*** Opening of SOURCE MATERIAL ***
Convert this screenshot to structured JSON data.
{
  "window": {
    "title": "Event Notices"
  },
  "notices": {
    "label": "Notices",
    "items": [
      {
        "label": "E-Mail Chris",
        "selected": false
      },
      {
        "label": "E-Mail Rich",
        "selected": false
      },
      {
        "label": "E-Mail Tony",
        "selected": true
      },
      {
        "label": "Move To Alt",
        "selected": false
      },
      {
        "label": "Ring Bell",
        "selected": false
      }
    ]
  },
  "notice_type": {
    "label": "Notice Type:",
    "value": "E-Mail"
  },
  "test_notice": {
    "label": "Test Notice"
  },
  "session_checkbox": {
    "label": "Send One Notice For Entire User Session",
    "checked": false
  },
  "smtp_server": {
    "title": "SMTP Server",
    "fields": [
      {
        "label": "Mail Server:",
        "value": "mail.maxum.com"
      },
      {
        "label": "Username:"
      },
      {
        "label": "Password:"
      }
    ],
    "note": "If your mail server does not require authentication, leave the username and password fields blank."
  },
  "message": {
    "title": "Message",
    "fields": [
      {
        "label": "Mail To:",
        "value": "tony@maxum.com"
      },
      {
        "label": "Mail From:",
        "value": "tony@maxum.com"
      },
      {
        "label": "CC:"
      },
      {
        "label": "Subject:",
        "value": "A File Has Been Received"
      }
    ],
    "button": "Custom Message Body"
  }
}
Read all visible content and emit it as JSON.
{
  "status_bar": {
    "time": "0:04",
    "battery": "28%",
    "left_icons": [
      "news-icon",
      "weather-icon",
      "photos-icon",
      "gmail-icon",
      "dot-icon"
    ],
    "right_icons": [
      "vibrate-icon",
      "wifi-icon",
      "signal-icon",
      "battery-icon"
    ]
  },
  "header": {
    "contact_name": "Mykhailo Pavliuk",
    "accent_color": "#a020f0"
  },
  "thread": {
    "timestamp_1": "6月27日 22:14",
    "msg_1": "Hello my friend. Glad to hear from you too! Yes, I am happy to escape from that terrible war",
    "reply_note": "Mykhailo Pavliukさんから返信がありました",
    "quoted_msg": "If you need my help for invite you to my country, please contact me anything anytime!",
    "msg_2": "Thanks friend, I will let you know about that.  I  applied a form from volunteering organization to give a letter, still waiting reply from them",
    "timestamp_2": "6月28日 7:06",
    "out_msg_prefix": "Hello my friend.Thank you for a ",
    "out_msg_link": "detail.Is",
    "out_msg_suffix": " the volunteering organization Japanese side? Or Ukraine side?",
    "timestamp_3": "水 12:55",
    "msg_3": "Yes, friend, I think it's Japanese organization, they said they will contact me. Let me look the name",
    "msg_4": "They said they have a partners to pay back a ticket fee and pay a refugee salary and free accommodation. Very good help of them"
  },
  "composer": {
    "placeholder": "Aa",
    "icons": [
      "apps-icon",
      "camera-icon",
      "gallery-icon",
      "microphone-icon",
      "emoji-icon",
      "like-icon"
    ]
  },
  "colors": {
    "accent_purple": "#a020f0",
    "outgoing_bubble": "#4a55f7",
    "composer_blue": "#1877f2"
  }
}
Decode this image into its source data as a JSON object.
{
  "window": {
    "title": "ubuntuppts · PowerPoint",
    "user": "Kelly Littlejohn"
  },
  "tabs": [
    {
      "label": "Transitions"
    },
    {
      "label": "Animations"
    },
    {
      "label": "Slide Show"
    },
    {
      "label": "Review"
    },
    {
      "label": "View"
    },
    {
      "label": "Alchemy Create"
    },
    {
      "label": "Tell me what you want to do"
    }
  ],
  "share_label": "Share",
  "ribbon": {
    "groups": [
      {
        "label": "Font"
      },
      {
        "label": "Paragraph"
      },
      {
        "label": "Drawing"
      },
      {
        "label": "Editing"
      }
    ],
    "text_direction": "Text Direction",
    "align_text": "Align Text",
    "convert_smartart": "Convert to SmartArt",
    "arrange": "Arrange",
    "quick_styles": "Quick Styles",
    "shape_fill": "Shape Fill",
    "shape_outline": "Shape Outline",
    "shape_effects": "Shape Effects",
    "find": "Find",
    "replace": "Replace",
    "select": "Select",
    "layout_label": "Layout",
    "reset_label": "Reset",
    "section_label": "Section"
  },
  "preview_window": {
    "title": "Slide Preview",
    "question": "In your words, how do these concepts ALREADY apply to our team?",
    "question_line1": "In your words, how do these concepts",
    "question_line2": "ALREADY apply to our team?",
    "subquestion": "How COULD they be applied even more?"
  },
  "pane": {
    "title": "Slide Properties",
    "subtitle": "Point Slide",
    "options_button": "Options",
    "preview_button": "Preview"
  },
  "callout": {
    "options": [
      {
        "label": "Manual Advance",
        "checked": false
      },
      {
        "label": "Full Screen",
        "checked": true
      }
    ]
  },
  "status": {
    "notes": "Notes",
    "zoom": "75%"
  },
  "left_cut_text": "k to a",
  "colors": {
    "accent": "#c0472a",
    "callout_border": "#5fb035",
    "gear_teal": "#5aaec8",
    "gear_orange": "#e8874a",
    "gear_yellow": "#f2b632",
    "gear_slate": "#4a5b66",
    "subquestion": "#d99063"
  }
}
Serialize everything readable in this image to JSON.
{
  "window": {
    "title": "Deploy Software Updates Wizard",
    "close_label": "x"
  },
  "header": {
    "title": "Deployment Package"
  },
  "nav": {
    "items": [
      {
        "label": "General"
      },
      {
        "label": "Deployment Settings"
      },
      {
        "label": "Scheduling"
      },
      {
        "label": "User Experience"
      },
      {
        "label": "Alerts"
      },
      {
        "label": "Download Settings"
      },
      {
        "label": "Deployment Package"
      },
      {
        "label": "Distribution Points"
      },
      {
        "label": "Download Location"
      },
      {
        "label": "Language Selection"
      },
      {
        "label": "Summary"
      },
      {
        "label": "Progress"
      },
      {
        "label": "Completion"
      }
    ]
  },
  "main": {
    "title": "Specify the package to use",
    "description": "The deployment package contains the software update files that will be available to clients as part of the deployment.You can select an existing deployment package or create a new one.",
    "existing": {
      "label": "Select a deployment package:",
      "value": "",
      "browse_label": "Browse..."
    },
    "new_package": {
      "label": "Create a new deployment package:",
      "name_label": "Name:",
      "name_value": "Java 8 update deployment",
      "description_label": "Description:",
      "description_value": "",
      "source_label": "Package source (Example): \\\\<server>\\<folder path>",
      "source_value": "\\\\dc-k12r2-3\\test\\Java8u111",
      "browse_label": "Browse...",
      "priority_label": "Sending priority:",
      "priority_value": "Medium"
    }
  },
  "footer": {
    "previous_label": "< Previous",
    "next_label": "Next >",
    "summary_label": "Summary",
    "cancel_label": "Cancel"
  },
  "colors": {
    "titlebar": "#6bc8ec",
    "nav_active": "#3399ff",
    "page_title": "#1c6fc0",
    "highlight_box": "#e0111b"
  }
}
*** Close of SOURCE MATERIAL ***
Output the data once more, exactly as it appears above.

Convert this screenshot to structured JSON data.
{
  "window": {
    "title": "Event Notices"
  },
  "notices": {
    "label": "Notices",
    "items": [
      {
        "label": "E-Mail Chris",
        "selected": false
      },
      {
        "label": "E-Mail Rich",
        "selected": false
      },
      {
        "label": "E-Mail Tony",
        "selected": true
      },
      {
        "label": "Move To Alt",
        "selected": false
      },
      {
        "label": "Ring Bell",
        "selected": false
      }
    ]
  },
  "notice_type": {
    "label": "Notice Type:",
    "value": "E-Mail"
  },
  "test_notice": {
    "label": "Test Notice"
  },
  "session_checkbox": {
    "label": "Send One Notice For Entire User Session",
    "checked": false
  },
  "smtp_server": {
    "title": "SMTP Server",
    "fields": [
      {
        "label": "Mail Server:",
        "value": "mail.maxum.com"
      },
      {
        "label": "Username:"
      },
      {
        "label": "Password:"
      }
    ],
    "note": "If your mail server does not require authentication, leave the username and password fields blank."
  },
  "message": {
    "title": "Message",
    "fields": [
      {
        "label": "Mail To:",
        "value": "tony@maxum.com"
      },
      {
        "label": "Mail From:",
        "value": "tony@maxum.com"
      },
      {
        "label": "CC:"
      },
      {
        "label": "Subject:",
        "value": "A File Has Been Received"
      }
    ],
    "button": "Custom Message Body"
  }
}
Read all visible content and emit it as JSON.
{
  "status_bar": {
    "time": "0:04",
    "battery": "28%",
    "left_icons": [
      "news-icon",
      "weather-icon",
      "photos-icon",
      "gmail-icon",
      "dot-icon"
    ],
    "right_icons": [
      "vibrate-icon",
      "wifi-icon",
      "signal-icon",
      "battery-icon"
    ]
  },
  "header": {
    "contact_name": "Mykhailo Pavliuk",
    "accent_color": "#a020f0"
  },
  "thread": {
    "timestamp_1": "6月27日 22:14",
    "msg_1": "Hello my friend. Glad to hear from you too! Yes, I am happy to escape from that terrible war",
    "reply_note": "Mykhailo Pavliukさんから返信がありました",
    "quoted_msg": "If you need my help for invite you to my country, please contact me anything anytime!",
    "msg_2": "Thanks friend, I will let you know about that.  I  applied a form from volunteering organization to give a letter, still waiting reply from them",
    "timestamp_2": "6月28日 7:06",
    "out_msg_prefix": "Hello my friend.Thank you for a ",
    "out_msg_link": "detail.Is",
    "out_msg_suffix": " the volunteering organization Japanese side? Or Ukraine side?",
    "timestamp_3": "水 12:55",
    "msg_3": "Yes, friend, I think it's Japanese organization, they said they will contact me. Let me look the name",
    "msg_4": "They said they have a partners to pay back a ticket fee and pay a refugee salary and free accommodation. Very good help of them"
  },
  "composer": {
    "placeholder": "Aa",
    "icons": [
      "apps-icon",
      "camera-icon",
      "gallery-icon",
      "microphone-icon",
      "emoji-icon",
      "like-icon"
    ]
  },
  "colors": {
    "accent_purple": "#a020f0",
    "outgoing_bubble": "#4a55f7",
    "composer_blue": "#1877f2"
  }
}
Decode this image into its source data as a JSON object.
{
  "window": {
    "title": "ubuntuppts · PowerPoint",
    "user": "Kelly Littlejohn"
  },
  "tabs": [
    {
      "label": "Transitions"
    },
    {
      "label": "Animations"
    },
    {
      "label": "Slide Show"
    },
    {
      "label": "Review"
    },
    {
      "label": "View"
    },
    {
      "label": "Alchemy Create"
    },
    {
      "label": "Tell me what you want to do"
    }
  ],
  "share_label": "Share",
  "ribbon": {
    "groups": [
      {
        "label": "Font"
      },
      {
        "label": "Paragraph"
      },
      {
        "label": "Drawing"
      },
      {
        "label": "Editing"
      }
    ],
    "text_direction": "Text Direction",
    "align_text": "Align Text",
    "convert_smartart": "Convert to SmartArt",
    "arrange": "Arrange",
    "quick_styles": "Quick Styles",
    "shape_fill": "Shape Fill",
    "shape_outline": "Shape Outline",
    "shape_effects": "Shape Effects",
    "find": "Find",
    "replace": "Replace",
    "select": "Select",
    "layout_label": "Layout",
    "reset_label": "Reset",
    "section_label": "Section"
  },
  "preview_window": {
    "title": "Slide Preview",
    "question": "In your words, how do these concepts ALREADY apply to our team?",
    "question_line1": "In your words, how do these concepts",
    "question_line2": "ALREADY apply to our team?",
    "subquestion": "How COULD they be applied even more?"
  },
  "pane": {
    "title": "Slide Properties",
    "subtitle": "Point Slide",
    "options_button": "Options",
    "preview_button": "Preview"
  },
  "callout": {
    "options": [
      {
        "label": "Manual Advance",
        "checked": false
      },
      {
        "label": "Full Screen",
        "checked": true
      }
    ]
  },
  "status": {
    "notes": "Notes",
    "zoom": "75%"
  },
  "left_cut_text": "k to a",
  "colors": {
    "accent": "#c0472a",
    "callout_border": "#5fb035",
    "gear_teal": "#5aaec8",
    "gear_orange": "#e8874a",
    "gear_yellow": "#f2b632",
    "gear_slate": "#4a5b66",
    "subquestion": "#d99063"
  }
}
Serialize everything readable in this image to JSON.
{
  "window": {
    "title": "Deploy Software Updates Wizard",
    "close_label": "x"
  },
  "header": {
    "title": "Deployment Package"
  },
  "nav": {
    "items": [
      {
        "label": "General"
      },
      {
        "label": "Deployment Settings"
      },
      {
        "label": "Scheduling"
      },
      {
        "label": "User Experience"
      },
      {
        "label": "Alerts"
      },
      {
        "label": "Download Settings"
      },
      {
        "label": "Deployment Package"
      },
      {
        "label": "Distribution Points"
      },
      {
        "label": "Download Location"
      },
      {
        "label": "Language Selection"
      },
      {
        "label": "Summary"
      },
      {
        "label": "Progress"
      },
      {
        "label": "Completion"
      }
    ]
  },
  "main": {
    "title": "Specify the package to use",
    "description": "The deployment package contains the software update files that will be available to clients as part of the deployment.You can select an existing deployment package or create a new one.",
    "existing": {
      "label": "Select a deployment package:",
      "value": "",
      "browse_label": "Browse..."
    },
    "new_package": {
      "label": "Create a new deployment package:",
      "name_label": "Name:",
      "name_value": "Java 8 update deployment",
      "description_label": "Description:",
      "description_value": "",
      "source_label": "Package source (Example): \\\\<server>\\<folder path>",
      "source_value": "\\\\dc-k12r2-3\\test\\Java8u111",
      "browse_label": "Browse...",
      "priority_label": "Sending priority:",
      "priority_value": "Medium"
    }
  },
  "footer": {
    "previous_label": "< Previous",
    "next_label": "Next >",
    "summary_label": "Summary",
    "cancel_label": "Cancel"
  },
  "colors": {
    "titlebar": "#6bc8ec",
    "nav_active": "#3399ff",
    "page_title": "#1c6fc0",
    "highlight_box": "#e0111b"
  }
}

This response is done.